- PROBLEM REQUIREMENTS -
Copy every line from the records below that carries the word "this".
ENTRIES SUPPLIED: Begin
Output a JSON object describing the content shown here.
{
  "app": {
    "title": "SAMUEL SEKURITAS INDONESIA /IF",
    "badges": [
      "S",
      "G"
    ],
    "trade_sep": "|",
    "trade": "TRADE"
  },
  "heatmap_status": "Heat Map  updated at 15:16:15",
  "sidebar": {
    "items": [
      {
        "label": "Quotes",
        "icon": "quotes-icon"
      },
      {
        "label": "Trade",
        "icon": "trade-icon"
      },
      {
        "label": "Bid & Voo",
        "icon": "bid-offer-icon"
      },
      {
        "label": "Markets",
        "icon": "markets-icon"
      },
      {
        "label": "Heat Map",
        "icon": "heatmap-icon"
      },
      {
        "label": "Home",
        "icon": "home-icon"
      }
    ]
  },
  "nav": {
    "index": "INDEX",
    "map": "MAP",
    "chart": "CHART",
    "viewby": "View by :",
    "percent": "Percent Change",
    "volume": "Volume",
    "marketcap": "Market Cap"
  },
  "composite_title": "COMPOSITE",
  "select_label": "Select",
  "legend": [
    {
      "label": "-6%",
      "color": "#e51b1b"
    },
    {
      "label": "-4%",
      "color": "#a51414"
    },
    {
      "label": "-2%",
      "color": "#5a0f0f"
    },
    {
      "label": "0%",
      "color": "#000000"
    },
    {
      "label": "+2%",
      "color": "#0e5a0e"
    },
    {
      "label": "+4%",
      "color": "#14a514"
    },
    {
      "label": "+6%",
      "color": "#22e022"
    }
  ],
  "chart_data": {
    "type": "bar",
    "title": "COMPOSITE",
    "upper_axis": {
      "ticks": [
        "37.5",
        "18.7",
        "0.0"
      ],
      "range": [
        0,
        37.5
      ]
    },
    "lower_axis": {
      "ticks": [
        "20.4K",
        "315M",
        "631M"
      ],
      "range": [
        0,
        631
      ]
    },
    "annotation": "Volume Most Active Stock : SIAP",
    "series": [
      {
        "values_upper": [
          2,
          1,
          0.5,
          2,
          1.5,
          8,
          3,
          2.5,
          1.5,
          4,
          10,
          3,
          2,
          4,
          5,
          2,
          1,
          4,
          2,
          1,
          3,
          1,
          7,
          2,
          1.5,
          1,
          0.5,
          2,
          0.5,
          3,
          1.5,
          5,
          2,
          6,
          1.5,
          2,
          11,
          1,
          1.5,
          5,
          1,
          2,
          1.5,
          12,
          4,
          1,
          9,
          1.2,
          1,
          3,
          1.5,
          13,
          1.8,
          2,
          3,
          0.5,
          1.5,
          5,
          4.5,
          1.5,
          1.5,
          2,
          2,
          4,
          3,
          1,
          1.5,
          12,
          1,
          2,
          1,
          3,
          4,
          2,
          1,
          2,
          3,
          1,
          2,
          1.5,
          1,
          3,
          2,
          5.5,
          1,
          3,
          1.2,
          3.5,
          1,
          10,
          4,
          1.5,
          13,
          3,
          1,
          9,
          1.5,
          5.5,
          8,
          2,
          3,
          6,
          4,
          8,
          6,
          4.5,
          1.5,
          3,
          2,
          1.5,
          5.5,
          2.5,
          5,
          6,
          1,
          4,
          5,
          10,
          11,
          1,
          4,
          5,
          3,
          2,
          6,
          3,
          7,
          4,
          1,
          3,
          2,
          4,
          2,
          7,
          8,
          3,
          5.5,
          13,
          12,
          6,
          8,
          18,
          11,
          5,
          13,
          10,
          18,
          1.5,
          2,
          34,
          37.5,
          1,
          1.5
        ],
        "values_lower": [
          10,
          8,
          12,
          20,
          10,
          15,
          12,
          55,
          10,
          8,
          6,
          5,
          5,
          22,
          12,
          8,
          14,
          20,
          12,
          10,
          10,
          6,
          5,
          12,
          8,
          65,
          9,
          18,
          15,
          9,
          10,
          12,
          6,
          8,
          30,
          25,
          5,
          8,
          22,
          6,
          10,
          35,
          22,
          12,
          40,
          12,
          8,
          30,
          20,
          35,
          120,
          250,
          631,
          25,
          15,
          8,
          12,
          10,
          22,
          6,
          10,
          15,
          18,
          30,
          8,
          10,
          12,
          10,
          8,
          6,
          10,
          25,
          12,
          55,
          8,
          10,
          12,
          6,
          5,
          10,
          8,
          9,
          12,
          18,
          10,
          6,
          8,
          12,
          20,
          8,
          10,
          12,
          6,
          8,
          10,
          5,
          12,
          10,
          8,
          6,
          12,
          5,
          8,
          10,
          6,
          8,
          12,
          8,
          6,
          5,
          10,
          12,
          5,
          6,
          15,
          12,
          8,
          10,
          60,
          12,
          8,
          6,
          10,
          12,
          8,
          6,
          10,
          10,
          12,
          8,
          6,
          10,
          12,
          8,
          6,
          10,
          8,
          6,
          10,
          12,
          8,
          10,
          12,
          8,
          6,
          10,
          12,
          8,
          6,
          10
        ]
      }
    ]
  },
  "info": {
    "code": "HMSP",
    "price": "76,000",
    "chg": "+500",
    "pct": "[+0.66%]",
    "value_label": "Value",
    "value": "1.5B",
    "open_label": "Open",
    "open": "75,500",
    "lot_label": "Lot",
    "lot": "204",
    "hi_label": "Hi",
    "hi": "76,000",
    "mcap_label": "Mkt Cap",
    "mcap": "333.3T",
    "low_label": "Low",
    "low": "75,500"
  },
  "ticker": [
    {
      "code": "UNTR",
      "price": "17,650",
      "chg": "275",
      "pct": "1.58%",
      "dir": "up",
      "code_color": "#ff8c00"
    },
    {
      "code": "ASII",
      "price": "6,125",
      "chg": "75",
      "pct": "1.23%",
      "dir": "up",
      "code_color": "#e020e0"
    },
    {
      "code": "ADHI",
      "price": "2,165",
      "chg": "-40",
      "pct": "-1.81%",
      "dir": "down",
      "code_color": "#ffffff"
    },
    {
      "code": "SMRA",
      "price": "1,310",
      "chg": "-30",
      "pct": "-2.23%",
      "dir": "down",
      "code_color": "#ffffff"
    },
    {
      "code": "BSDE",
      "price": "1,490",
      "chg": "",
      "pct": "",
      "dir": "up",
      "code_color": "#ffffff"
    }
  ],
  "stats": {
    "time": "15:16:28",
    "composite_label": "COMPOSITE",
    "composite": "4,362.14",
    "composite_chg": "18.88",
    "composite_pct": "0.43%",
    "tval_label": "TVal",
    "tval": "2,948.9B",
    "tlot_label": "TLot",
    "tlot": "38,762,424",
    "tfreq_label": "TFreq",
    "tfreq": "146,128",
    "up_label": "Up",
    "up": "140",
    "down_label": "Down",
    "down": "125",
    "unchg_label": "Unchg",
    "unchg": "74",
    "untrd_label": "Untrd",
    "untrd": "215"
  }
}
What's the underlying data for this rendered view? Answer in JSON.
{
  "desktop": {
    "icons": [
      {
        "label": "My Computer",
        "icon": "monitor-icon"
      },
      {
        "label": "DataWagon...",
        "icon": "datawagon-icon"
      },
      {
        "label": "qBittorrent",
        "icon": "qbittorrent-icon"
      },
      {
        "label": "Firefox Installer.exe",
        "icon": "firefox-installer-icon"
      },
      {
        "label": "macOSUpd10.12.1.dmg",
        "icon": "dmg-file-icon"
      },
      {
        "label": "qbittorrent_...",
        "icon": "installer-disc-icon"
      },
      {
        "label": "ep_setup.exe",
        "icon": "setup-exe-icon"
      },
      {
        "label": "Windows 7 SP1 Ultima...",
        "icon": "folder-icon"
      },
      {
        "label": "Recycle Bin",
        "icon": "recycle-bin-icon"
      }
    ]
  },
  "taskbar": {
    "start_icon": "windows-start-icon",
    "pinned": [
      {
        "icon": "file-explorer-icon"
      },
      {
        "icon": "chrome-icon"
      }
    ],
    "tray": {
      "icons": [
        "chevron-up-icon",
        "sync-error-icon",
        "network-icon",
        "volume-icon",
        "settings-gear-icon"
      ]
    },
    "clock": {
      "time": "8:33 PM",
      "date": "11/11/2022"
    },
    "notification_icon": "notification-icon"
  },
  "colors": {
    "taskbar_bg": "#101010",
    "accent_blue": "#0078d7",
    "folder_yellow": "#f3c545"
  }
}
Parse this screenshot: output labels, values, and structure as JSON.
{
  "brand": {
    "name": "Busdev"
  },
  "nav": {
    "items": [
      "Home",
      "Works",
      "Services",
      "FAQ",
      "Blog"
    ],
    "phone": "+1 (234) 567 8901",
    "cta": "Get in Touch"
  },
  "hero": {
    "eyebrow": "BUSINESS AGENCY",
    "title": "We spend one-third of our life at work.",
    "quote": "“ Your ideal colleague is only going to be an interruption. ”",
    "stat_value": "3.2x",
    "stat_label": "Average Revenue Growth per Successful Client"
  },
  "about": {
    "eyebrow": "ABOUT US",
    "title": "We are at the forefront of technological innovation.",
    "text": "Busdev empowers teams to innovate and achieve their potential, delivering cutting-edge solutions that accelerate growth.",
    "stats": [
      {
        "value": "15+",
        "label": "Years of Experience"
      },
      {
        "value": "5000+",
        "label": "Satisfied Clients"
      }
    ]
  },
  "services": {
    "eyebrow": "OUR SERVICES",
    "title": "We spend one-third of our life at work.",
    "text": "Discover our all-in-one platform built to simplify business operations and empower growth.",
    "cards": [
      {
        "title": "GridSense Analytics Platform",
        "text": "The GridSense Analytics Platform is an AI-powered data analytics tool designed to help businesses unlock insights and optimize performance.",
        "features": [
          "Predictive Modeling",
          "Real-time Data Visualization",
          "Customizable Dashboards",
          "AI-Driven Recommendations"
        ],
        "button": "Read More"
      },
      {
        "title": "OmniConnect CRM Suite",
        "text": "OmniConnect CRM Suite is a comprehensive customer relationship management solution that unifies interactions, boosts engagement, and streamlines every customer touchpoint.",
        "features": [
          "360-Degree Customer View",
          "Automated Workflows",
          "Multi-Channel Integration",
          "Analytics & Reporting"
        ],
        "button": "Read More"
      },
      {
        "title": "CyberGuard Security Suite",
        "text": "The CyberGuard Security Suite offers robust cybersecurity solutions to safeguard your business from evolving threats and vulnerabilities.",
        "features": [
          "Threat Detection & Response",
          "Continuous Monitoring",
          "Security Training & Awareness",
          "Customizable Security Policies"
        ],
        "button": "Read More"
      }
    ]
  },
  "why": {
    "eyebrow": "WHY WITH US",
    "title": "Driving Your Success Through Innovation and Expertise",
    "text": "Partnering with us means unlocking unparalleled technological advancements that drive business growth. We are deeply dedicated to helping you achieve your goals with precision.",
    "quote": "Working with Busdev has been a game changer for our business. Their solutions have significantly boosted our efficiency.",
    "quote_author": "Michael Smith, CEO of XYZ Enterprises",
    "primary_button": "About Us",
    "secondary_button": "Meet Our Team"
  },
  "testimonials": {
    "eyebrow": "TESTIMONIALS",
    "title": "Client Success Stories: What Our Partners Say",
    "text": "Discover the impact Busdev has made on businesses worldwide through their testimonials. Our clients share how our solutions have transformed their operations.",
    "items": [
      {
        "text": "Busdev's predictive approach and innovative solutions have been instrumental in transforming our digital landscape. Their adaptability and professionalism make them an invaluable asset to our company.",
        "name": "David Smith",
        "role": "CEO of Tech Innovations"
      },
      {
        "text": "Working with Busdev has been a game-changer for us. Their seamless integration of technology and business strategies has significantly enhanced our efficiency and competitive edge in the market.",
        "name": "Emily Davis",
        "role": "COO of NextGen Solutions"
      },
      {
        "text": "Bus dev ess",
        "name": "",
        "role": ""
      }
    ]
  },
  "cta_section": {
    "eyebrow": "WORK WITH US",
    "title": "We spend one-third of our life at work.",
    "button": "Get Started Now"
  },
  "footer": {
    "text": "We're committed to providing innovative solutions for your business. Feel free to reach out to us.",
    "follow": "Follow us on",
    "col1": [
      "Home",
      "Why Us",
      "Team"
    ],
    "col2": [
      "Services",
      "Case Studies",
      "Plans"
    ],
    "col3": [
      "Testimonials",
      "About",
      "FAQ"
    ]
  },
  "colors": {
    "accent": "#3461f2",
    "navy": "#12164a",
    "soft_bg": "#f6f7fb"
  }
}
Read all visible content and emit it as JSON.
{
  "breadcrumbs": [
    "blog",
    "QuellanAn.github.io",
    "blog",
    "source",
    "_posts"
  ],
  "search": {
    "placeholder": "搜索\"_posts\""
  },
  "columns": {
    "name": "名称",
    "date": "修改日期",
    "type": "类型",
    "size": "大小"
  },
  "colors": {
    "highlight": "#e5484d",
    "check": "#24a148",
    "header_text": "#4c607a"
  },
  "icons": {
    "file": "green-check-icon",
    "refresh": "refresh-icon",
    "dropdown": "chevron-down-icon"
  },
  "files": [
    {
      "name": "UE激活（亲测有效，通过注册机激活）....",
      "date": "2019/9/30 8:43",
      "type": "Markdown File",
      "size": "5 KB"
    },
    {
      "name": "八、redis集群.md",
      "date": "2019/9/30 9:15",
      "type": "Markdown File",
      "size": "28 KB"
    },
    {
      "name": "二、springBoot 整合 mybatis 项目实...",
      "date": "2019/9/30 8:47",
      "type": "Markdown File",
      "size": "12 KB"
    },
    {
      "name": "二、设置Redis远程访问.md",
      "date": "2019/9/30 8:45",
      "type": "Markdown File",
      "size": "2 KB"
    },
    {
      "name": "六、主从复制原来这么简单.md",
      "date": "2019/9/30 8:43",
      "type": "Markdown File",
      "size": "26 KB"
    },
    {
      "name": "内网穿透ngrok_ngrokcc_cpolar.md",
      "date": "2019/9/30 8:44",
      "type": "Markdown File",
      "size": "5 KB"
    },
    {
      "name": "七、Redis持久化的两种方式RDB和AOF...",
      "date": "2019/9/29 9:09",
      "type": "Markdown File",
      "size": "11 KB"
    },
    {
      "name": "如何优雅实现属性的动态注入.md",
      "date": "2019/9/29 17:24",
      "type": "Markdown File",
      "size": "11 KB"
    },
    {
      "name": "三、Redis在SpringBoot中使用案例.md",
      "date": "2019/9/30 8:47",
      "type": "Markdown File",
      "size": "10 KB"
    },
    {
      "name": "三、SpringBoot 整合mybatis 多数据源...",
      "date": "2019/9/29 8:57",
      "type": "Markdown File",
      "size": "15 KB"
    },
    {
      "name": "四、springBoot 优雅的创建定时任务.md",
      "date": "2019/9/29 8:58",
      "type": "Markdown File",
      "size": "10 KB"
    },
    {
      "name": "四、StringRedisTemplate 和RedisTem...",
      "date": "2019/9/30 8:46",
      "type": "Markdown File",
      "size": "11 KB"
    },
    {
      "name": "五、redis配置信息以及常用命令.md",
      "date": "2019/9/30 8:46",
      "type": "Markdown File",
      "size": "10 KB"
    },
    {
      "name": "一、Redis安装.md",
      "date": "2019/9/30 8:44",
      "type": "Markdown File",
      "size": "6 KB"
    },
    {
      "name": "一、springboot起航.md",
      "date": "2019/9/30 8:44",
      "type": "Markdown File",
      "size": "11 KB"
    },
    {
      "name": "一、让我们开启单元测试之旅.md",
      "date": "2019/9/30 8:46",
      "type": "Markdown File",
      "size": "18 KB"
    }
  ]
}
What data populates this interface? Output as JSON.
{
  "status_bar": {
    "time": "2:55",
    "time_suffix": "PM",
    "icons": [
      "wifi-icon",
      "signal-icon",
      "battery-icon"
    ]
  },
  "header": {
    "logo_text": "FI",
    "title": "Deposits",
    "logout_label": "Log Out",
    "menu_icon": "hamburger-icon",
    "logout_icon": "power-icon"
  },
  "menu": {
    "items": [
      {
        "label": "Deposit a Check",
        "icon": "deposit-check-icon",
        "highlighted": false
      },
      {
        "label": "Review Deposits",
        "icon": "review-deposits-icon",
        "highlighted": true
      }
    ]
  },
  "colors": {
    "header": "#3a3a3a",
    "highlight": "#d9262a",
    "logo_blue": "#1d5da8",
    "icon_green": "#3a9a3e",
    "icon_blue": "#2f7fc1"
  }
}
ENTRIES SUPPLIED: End
- RESPONSE BOX -
What's the underlying data for this rendered view? Answer in JSON.
Parse this screenshot: output labels, values, and structure as JSON.
What data populates this interface? Output as JSON.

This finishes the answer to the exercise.